The United States on Thursday expressed concern over the targeting of journalists and activists taking part in pro-EU rallies in Ukraine, calling the savage beating of one opposition journalist "particularly disturbing."
Opposition leaders have been locked in a standoff with President Viktor Yanukovych over his decision to scrap key political and free trade agreements with the European Union last month.
"The United States expresses its grave concern over an emerging pattern of targeted violence and intimidation towards activists and journalists who participated in or reported on the EuroMaidan protests," State Department spokeswoman Jen Psaki said in a statement.
"The violent beating of journalist Tetyana Chornovil is particularly disturbing," she said.
Chornovil, who writes for the Ukrainska Pravda opposition website, was attacked overnight Tuesday outside the capital Kiev, police said in a statement citing the journalist, who described being pulled from her car, beaten on the head and thrown into a ditch.
The attack came after a local pro-EU activist was stabbed in both thighs in the eastern city of Kharkiv on Tuesday evening.
The United States called on Ukraine to "ensure respect for human rights, including fundamental freedoms of expression and assembly, the rule of law, and democratic principles," Psaki said.
"We urge the government of Ukraine to send an unequivocal message that violence against critics of the government and those who are working towards a modern, democratic, and prosperous Ukraine will not be tolerated," she added, emphasizing that the US and its European allies would be watching closely.
Yanukovych's decision to scrap the EU pact sparked the largest protests since the pro-democracy Orange Revolution in 2004 but the demonstrations have been losing their momentum following a bailout deal with Russia last week.

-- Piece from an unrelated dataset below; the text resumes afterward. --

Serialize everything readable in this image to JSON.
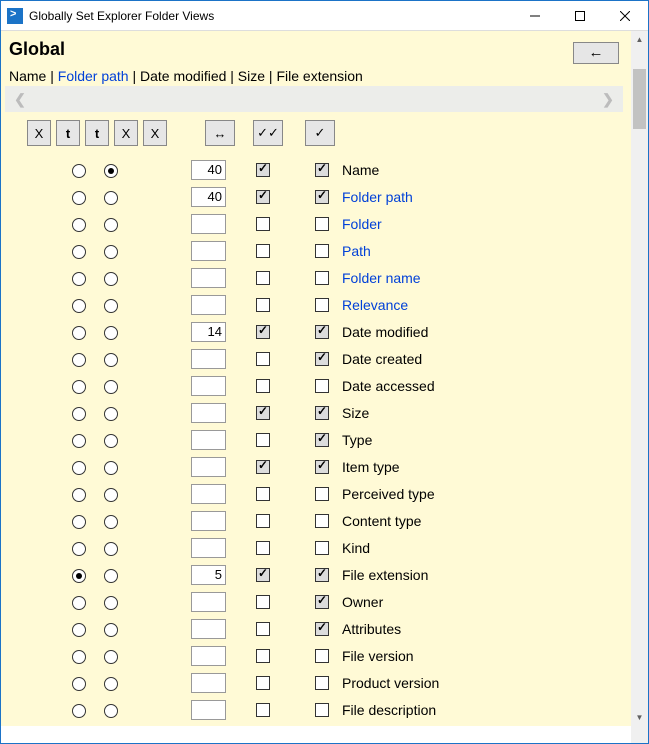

Protesters have been occupying Kiev's central Independence Square,known locally as Maidan, since late November but opposition leaders have been unable to shake Yanukovych from his perch.